• Work order
Give the listing again in full, exactly as it appears.

#### Records for processing ####

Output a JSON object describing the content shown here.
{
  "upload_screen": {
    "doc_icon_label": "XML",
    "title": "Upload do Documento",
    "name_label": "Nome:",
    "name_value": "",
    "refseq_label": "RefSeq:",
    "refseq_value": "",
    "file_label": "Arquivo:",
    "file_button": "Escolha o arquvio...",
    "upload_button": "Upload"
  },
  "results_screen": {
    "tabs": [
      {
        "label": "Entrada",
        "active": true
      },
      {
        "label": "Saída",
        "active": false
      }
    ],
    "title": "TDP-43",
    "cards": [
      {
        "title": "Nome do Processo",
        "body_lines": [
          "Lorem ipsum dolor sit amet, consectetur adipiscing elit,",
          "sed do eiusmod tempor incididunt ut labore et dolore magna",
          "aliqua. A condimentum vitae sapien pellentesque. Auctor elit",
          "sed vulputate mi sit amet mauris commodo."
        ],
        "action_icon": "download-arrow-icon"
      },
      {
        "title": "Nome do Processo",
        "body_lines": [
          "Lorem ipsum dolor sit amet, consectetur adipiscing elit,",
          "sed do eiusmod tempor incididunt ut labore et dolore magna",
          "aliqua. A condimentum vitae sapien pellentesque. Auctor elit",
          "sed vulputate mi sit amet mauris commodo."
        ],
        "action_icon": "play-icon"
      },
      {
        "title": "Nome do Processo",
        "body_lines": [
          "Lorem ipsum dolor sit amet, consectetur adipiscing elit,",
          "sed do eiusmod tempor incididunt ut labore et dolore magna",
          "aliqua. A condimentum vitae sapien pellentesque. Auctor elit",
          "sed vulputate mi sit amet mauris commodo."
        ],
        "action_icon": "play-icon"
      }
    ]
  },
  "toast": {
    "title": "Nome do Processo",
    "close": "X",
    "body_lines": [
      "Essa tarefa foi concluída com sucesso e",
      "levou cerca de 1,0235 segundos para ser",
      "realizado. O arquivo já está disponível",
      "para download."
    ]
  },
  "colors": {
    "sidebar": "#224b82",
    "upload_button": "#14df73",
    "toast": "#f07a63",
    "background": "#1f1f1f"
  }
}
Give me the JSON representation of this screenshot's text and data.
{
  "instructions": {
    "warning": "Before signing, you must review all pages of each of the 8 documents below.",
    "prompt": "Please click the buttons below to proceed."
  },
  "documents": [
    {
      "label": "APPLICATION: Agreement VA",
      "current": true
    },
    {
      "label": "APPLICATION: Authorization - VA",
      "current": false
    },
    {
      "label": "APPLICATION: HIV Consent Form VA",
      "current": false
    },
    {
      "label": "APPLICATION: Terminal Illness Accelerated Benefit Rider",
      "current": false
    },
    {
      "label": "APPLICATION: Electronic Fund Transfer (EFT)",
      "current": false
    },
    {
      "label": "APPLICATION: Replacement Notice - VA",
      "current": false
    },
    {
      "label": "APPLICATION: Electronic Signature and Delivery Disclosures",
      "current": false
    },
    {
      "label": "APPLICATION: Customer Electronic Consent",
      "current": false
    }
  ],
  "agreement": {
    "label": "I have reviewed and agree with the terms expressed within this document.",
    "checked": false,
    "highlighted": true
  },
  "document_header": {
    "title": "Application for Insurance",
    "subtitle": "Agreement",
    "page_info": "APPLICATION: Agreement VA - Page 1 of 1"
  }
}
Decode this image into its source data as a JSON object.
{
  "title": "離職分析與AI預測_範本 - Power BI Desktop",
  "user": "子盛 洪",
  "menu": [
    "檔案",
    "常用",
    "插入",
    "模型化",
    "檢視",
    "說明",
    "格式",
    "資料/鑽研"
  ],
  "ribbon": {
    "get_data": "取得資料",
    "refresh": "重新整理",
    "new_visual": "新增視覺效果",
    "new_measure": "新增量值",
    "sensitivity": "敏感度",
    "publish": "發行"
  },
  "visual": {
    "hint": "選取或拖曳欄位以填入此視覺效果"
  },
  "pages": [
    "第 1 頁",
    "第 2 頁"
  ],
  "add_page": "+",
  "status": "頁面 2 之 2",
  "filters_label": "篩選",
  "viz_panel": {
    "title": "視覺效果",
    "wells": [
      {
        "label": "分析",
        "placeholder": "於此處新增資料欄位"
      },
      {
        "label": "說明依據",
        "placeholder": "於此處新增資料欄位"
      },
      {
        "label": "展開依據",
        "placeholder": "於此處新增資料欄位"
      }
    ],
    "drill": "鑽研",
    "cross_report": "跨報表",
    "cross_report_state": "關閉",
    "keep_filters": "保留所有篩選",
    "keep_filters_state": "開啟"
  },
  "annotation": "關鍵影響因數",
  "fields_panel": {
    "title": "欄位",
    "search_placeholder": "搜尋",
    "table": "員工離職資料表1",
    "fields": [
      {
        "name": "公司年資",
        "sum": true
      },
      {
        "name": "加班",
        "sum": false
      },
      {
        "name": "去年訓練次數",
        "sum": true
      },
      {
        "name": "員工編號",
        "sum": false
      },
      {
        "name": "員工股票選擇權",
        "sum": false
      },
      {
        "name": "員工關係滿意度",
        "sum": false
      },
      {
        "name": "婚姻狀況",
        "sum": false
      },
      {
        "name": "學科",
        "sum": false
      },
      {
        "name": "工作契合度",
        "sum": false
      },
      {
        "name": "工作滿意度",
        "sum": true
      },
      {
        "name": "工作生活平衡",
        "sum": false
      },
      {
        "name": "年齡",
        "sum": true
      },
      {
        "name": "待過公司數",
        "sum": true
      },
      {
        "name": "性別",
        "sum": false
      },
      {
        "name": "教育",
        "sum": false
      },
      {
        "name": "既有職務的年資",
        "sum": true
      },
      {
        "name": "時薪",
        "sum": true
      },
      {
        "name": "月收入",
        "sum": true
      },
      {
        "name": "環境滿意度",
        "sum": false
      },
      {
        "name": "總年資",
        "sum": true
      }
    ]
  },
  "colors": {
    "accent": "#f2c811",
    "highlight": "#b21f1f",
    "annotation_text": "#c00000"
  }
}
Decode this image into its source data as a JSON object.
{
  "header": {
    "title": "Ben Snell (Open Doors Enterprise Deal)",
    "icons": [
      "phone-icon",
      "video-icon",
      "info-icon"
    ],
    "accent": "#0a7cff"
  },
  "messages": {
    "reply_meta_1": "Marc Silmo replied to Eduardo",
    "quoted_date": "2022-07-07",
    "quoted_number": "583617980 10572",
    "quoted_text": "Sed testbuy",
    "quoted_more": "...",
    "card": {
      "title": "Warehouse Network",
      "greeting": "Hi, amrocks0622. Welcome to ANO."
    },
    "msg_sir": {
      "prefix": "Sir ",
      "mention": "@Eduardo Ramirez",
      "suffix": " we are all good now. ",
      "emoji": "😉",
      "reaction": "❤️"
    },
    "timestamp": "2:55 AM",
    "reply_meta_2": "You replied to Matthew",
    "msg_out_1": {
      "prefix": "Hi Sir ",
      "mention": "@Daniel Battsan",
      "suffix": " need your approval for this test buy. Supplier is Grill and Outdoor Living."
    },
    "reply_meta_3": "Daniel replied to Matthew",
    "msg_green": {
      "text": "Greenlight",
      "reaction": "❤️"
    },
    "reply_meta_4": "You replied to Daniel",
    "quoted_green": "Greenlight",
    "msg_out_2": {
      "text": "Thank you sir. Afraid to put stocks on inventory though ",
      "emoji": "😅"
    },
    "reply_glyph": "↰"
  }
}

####

• Answer section
Output a JSON object describing the content shown here.
{
  "upload_screen": {
    "doc_icon_label": "XML",
    "title": "Upload do Documento",
    "name_label": "Nome:",
    "name_value": "",
    "refseq_label": "RefSeq:",
    "refseq_value": "",
    "file_label": "Arquivo:",
    "file_button": "Escolha o arquvio...",
    "upload_button": "Upload"
  },
  "results_screen": {
    "tabs": [
      {
        "label": "Entrada",
        "active": true
      },
      {
        "label": "Saída",
        "active": false
      }
    ],
    "title": "TDP-43",
    "cards": [
      {
        "title": "Nome do Processo",
        "body_lines": [
          "Lorem ipsum dolor sit amet, consectetur adipiscing elit,",
          "sed do eiusmod tempor incididunt ut labore et dolore magna",
          "aliqua. A condimentum vitae sapien pellentesque. Auctor elit",
          "sed vulputate mi sit amet mauris commodo."
        ],
        "action_icon": "download-arrow-icon"
      },
      {
        "title": "Nome do Processo",
        "body_lines": [
          "Lorem ipsum dolor sit amet, consectetur adipiscing elit,",
          "sed do eiusmod tempor incididunt ut labore et dolore magna",
          "aliqua. A condimentum vitae sapien pellentesque. Auctor elit",
          "sed vulputate mi sit amet mauris commodo."
        ],
        "action_icon": "play-icon"
      },
      {
        "title": "Nome do Processo",
        "body_lines": [
          "Lorem ipsum dolor sit amet, consectetur adipiscing elit,",
          "sed do eiusmod tempor incididunt ut labore et dolore magna",
          "aliqua. A condimentum vitae sapien pellentesque. Auctor elit",
          "sed vulputate mi sit amet mauris commodo."
        ],
        "action_icon": "play-icon"
      }
    ]
  },
  "toast": {
    "title": "Nome do Processo",
    "close": "X",
    "body_lines": [
      "Essa tarefa foi concluída com sucesso e",
      "levou cerca de 1,0235 segundos para ser",
      "realizado. O arquivo já está disponível",
      "para download."
    ]
  },
  "colors": {
    "sidebar": "#224b82",
    "upload_button": "#14df73",
    "toast": "#f07a63",
    "background": "#1f1f1f"
  }
}
Give me the JSON representation of this screenshot's text and data.
{
  "instructions": {
    "warning": "Before signing, you must review all pages of each of the 8 documents below.",
    "prompt": "Please click the buttons below to proceed."
  },
  "documents": [
    {
      "label": "APPLICATION: Agreement VA",
      "current": true
    },
    {
      "label": "APPLICATION: Authorization - VA",
      "current": false
    },
    {
      "label": "APPLICATION: HIV Consent Form VA",
      "current": false
    },
    {
      "label": "APPLICATION: Terminal Illness Accelerated Benefit Rider",
      "current": false
    },
    {
      "label": "APPLICATION: Electronic Fund Transfer (EFT)",
      "current": false
    },
    {
      "label": "APPLICATION: Replacement Notice - VA",
      "current": false
    },
    {
      "label": "APPLICATION: Electronic Signature and Delivery Disclosures",
      "current": false
    },
    {
      "label": "APPLICATION: Customer Electronic Consent",
      "current": false
    }
  ],
  "agreement": {
    "label": "I have reviewed and agree with the terms expressed within this document.",
    "checked": false,
    "highlighted": true
  },
  "document_header": {
    "title": "Application for Insurance",
    "subtitle": "Agreement",
    "page_info": "APPLICATION: Agreement VA - Page 1 of 1"
  }
}
Decode this image into its source data as a JSON object.
{
  "title": "離職分析與AI預測_範本 - Power BI Desktop",
  "user": "子盛 洪",
  "menu": [
    "檔案",
    "常用",
    "插入",
    "模型化",
    "檢視",
    "說明",
    "格式",
    "資料/鑽研"
  ],
  "ribbon": {
    "get_data": "取得資料",
    "refresh": "重新整理",
    "new_visual": "新增視覺效果",
    "new_measure": "新增量值",
    "sensitivity": "敏感度",
    "publish": "發行"
  },
  "visual": {
    "hint": "選取或拖曳欄位以填入此視覺效果"
  },
  "pages": [
    "第 1 頁",
    "第 2 頁"
  ],
  "add_page": "+",
  "status": "頁面 2 之 2",
  "filters_label": "篩選",
  "viz_panel": {
    "title": "視覺效果",
    "wells": [
      {
        "label": "分析",
        "placeholder": "於此處新增資料欄位"
      },
      {
        "label": "說明依據",
        "placeholder": "於此處新增資料欄位"
      },
      {
        "label": "展開依據",
        "placeholder": "於此處新增資料欄位"
      }
    ],
    "drill": "鑽研",
    "cross_report": "跨報表",
    "cross_report_state": "關閉",
    "keep_filters": "保留所有篩選",
    "keep_filters_state": "開啟"
  },
  "annotation": "關鍵影響因數",
  "fields_panel": {
    "title": "欄位",
    "search_placeholder": "搜尋",
    "table": "員工離職資料表1",
    "fields": [
      {
        "name": "公司年資",
        "sum": true
      },
      {
        "name": "加班",
        "sum": false
      },
      {
        "name": "去年訓練次數",
        "sum": true
      },
      {
        "name": "員工編號",
        "sum": false
      },
      {
        "name": "員工股票選擇權",
        "sum": false
      },
      {
        "name": "員工關係滿意度",
        "sum": false
      },
      {
        "name": "婚姻狀況",
        "sum": false
      },
      {
        "name": "學科",
        "sum": false
      },
      {
        "name": "工作契合度",
        "sum": false
      },
      {
        "name": "工作滿意度",
        "sum": true
      },
      {
        "name": "工作生活平衡",
        "sum": false
      },
      {
        "name": "年齡",
        "sum": true
      },
      {
        "name": "待過公司數",
        "sum": true
      },
      {
        "name": "性別",
        "sum": false
      },
      {
        "name": "教育",
        "sum": false
      },
      {
        "name": "既有職務的年資",
        "sum": true
      },
      {
        "name": "時薪",
        "sum": true
      },
      {
        "name": "月收入",
        "sum": true
      },
      {
        "name": "環境滿意度",
        "sum": false
      },
      {
        "name": "總年資",
        "sum": true
      }
    ]
  },
  "colors": {
    "accent": "#f2c811",
    "highlight": "#b21f1f",
    "annotation_text": "#c00000"
  }
}
Decode this image into its source data as a JSON object.
{
  "header": {
    "title": "Ben Snell (Open Doors Enterprise Deal)",
    "icons": [
      "phone-icon",
      "video-icon",
      "info-icon"
    ],
    "accent": "#0a7cff"
  },
  "messages": {
    "reply_meta_1": "Marc Silmo replied to Eduardo",
    "quoted_date": "2022-07-07",
    "quoted_number": "583617980 10572",
    "quoted_text": "Sed testbuy",
    "quoted_more": "...",
    "card": {
      "title": "Warehouse Network",
      "greeting": "Hi, amrocks0622. Welcome to ANO."
    },
    "msg_sir": {
      "prefix": "Sir ",
      "mention": "@Eduardo Ramirez",
      "suffix": " we are all good now. ",
      "emoji": "😉",
      "reaction": "❤️"
    },
    "timestamp": "2:55 AM",
    "reply_meta_2": "You replied to Matthew",
    "msg_out_1": {
      "prefix": "Hi Sir ",
      "mention": "@Daniel Battsan",
      "suffix": " need your approval for this test buy. Supplier is Grill and Outdoor Living."
    },
    "reply_meta_3": "Daniel replied to Matthew",
    "msg_green": {
      "text": "Greenlight",
      "reaction": "❤️"
    },
    "reply_meta_4": "You replied to Daniel",
    "quoted_green": "Greenlight",
    "msg_out_2": {
      "text": "Thank you sir. Afraid to put stocks on inventory though ",
      "emoji": "😅"
    },
    "reply_glyph": "↰"
  }
}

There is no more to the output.